→ About this exercise
The required lines are those that contain "Model"; pull them out of the data and copy them.

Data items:
BEGIN

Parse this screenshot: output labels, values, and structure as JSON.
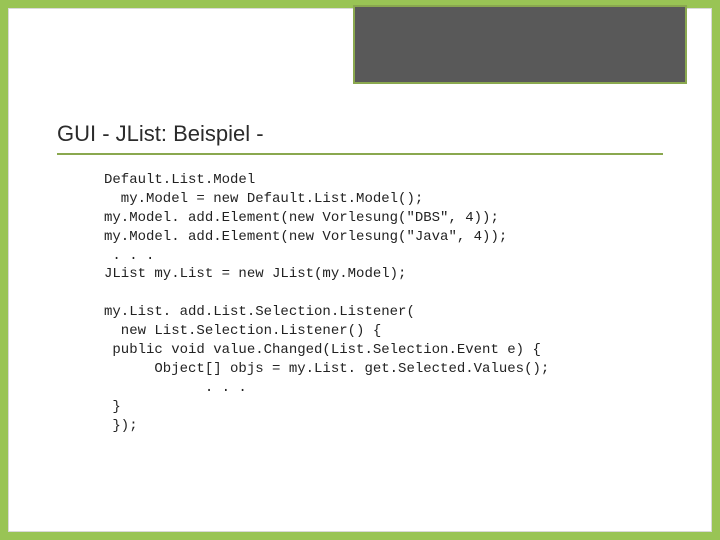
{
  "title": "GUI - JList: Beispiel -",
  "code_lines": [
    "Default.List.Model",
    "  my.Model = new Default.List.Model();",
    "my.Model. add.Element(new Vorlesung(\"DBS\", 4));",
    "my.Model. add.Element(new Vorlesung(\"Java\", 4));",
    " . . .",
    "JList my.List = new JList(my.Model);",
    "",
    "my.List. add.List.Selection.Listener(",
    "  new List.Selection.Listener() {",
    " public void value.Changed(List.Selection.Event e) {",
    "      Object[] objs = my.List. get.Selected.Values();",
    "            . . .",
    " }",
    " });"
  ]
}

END
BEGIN

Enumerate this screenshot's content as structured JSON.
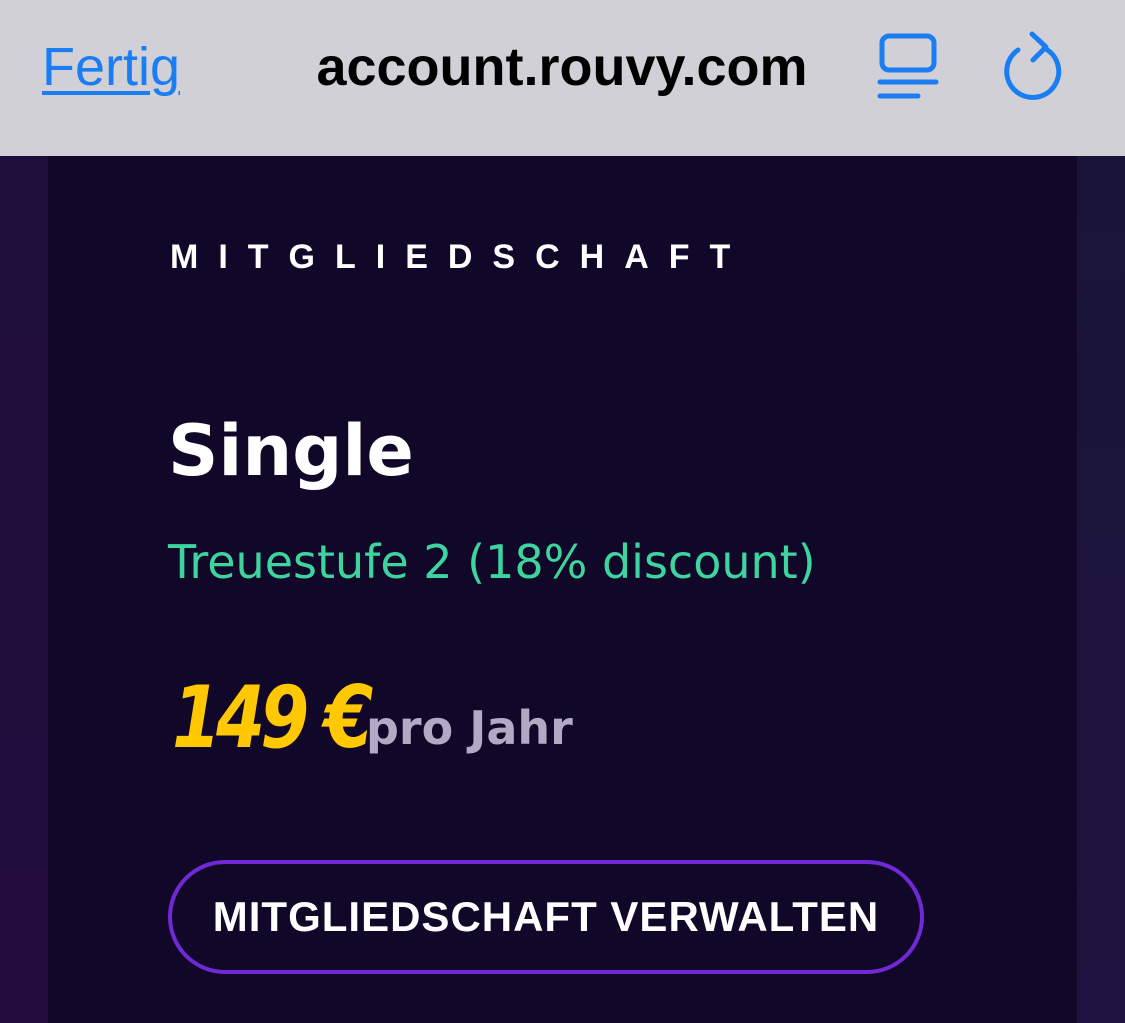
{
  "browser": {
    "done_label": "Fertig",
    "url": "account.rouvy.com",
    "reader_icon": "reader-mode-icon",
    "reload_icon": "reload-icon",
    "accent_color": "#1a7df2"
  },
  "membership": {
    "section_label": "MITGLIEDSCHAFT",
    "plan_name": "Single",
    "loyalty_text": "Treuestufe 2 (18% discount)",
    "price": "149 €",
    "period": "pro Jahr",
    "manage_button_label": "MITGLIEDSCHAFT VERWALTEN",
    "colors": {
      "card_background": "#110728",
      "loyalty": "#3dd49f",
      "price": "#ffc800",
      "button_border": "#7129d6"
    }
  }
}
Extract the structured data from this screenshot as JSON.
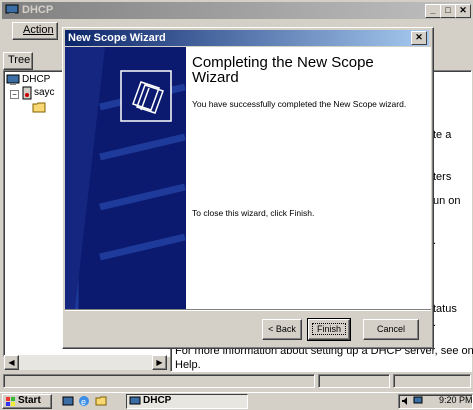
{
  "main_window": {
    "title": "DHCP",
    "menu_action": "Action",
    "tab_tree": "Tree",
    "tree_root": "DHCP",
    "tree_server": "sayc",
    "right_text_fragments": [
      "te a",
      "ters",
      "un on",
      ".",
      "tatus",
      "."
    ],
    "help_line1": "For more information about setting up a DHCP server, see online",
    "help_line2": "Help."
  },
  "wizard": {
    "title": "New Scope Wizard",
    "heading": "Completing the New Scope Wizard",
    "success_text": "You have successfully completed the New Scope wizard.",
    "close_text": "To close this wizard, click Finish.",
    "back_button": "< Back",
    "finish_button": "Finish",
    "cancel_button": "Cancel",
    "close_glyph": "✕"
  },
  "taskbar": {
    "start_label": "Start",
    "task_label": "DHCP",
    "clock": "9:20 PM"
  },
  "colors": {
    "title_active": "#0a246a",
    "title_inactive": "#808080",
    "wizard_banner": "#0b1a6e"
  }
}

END

→ Response to the task
    "Default.List.Model",
    "  my.Model = new Default.List.Model();",
    "my.Model. add.Element(new Vorlesung(\"DBS\", 4));",
    "my.Model. add.Element(new Vorlesung(\"Java\", 4));",
    "JList my.List = new JList(my.Model);",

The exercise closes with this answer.